We love finding quirky pop-up exhibits in New York City, and we were recently excited to discover one in an empty lot at 49 East Houston Street! The exhibit, created by Steve Stollman, is small but honors something big—people who have shown bravery in challenging some of the most pressing social and political issues of their times. The exhibit will be there until September 15, honoring the “Mulberry Street Gang” consisting of Jacob Riis, Teddy Roosevelt, Nikola Tesla, Mark Twain, and Joseph Keppler (founder of the barrier-breaking, satirical Puck magazine).

These individuals, some of whom knew each other, all worked in the neighborhood at some point and are united by their dedication to social improvement. By displaying the courage it took for “The Mulberry Street Gang” to challenge New York City’s political and social issues in their bold, unapologetic ways, the exhibit aims to inspire visitors to similarly unite and take action on today’s most pressing injustices.
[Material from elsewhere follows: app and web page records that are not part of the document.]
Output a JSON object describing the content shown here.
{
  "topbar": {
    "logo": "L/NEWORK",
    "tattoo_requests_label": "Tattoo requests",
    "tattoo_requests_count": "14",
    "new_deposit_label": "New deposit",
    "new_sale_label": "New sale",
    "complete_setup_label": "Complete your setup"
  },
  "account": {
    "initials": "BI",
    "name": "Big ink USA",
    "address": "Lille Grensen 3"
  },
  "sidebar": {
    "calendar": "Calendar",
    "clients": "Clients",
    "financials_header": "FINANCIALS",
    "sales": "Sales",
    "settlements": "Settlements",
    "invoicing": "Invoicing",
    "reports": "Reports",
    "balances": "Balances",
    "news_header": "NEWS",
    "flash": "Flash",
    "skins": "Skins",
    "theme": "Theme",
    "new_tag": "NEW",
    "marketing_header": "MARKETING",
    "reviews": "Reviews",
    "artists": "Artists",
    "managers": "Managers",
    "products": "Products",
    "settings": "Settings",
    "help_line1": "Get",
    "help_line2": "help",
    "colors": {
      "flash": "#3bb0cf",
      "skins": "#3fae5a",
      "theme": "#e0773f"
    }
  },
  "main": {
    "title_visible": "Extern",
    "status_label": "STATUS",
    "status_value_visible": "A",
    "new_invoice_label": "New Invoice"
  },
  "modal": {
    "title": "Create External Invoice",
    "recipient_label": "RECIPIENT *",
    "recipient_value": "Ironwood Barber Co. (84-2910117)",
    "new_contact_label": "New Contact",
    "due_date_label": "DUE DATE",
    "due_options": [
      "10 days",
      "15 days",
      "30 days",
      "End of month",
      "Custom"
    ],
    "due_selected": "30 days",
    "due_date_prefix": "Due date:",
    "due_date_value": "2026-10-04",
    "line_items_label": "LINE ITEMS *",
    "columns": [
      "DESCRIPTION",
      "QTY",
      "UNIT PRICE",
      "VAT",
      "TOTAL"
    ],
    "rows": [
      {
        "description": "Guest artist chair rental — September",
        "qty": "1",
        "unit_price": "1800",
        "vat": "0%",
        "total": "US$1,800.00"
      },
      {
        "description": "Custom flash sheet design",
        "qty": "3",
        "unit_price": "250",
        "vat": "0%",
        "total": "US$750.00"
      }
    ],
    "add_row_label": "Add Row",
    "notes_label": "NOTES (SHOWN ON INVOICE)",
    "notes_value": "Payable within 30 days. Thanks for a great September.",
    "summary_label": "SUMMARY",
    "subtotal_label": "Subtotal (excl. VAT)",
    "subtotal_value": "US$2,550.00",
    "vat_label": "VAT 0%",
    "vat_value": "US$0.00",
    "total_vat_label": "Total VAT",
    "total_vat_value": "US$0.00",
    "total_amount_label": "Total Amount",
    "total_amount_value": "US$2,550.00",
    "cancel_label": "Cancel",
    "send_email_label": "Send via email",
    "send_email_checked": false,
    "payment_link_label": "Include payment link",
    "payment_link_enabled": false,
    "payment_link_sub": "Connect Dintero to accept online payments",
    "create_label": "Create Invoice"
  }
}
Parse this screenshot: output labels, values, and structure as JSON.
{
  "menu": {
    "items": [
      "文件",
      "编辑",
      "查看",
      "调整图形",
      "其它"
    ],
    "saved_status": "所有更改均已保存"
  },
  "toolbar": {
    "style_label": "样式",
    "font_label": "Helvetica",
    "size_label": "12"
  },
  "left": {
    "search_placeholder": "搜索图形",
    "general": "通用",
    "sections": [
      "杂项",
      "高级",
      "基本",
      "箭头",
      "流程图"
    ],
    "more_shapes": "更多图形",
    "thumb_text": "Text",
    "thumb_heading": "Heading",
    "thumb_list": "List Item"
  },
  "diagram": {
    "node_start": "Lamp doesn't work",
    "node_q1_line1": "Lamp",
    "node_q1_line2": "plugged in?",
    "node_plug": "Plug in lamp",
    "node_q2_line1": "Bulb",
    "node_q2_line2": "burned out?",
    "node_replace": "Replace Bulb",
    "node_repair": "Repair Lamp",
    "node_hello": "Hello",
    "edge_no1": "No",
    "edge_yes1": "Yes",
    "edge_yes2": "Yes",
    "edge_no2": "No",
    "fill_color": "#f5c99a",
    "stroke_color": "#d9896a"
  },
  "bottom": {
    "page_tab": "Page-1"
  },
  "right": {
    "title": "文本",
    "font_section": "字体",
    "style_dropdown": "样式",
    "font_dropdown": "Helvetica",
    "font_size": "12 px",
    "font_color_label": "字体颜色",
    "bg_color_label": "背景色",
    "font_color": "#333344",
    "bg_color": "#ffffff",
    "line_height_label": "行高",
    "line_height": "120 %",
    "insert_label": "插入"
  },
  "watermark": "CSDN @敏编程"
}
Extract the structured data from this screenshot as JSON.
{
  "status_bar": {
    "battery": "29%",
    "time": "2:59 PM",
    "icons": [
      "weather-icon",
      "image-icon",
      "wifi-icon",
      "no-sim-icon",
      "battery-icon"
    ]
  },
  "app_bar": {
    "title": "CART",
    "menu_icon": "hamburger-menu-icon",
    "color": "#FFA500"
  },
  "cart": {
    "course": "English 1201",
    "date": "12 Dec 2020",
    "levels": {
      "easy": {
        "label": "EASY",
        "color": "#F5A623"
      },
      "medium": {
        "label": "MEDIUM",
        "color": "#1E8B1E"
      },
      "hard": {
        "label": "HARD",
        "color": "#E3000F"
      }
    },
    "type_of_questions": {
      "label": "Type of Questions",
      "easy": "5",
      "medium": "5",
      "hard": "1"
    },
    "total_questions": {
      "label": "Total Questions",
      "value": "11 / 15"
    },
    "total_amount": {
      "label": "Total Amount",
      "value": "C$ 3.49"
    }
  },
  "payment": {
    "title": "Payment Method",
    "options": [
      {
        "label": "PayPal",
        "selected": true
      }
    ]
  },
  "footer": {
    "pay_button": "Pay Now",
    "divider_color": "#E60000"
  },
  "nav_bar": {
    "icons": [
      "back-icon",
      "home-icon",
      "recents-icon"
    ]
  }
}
The lot that’s home to The Mulberry Street Gang is on sale as a 14-story development site, and the exhibit makes creative and efficient use of the space, which is covered in cartoons, posters, clippings, photos, caricatures, and old magazine covers. Stollman himself once owned the Houston Street lot and ran a business from there, but sold the property in 2008, hoping to return to the ground floor after construction. However, things didn’t work out, and he now has an offer requiring him to find a new buyer by September 15.

All of the people featured in the exhibit had connections to New York City and stood up to social and political injustice. For instance, Nicola Tesla (friends with Mark Twain) had a lab on Houston Street, Puck magazine was published in the adjacent Puck building, Teddy Roosevelt was once police commissioner in the neighborhood, and of course, Jacob Riis contributed to New York City with his photography.

The exhibit heavily features the work of Puck magazine—and for good reason. With its cartoons, caricatures, and satire of all kinds, Puck magazine was not only outrageously funny, but tremendously influential. From 1877-1917, it compelled corrupt, Gilded Age politicians of the time to focus on important issues affecting people everyday and influenced the future of social and political satire, seen today in other humor publications and comedians like Stephen Colbert.

As you might have guessed, the magazine was named after the conniving Shakespearean character “Puck” from A Midsummer’s Night Dream, with the magazine’s masthead reading Puck’s famous saying,”What fools these mortals be!”

A regular 32-page issue of the magazine consisted of a front-cover colored political cartoon and a back-cover non-political cartoon or comic strip. Each issue had a double-page colored centerfold (usually one about politics), as well as several black and white ones illustrating funny stories, a page of editorials about current issues, and illustrated ads.

The magazine itself was barrier-breaking, as the first magazine with illustrated advertising and the first weekly publication to successfully have full-color lithography printing. Accordingly, it has an enduring legacy that continues today. Its masthead is now mirrored in the ironic “What, Me Worry?” of MAD magazine, published 75 years later and founded one block away from Puck’s headquarters. Puck magazine’s legacy also lives on in the satirical REALIST journal, which many consider the “Underground Press” of the 1960s-70s.

The exhibit also includes todays’ best political cartoons, showing that as issues become more serious, we will need to find a perspective that lets us see humor, absurdity, and universality in our present conditions, thus making it easier to address these issues going forward.

The Mulberry Street Gang also honors the bravery it took for Nikola Tesla to challenge Thomas Edison, Jacob Riis to stand up to gangsters through his journalism, Mark Twain to challenge racists and imperialists through his thoughts and writing, and Roosevelt to never back down from politicians who opposed him. All of this was done for the sake of social improvement, reflected in Puck’s cartoons, Twain’s monologues, Roosevelt’s National Park System, Tesla’s inventions, and Riis’ photography. Despite their different talents, works, and flaws, the exhibit highlights common threads: creativity, drive, ambition, and dedication to social betterment.

Stollman hopes that by featuring the great photos and journalism of, and produced by, these individuals, visitors see the importance of present reality. He want it to serve as a reminder to always search for the truth in the face of adversity, following in the footsteps of the Mulberry Street Gang.

Next, read about the redwood tree on Houston Street and The Top Ten Places to Find Nikola Tesla in NYC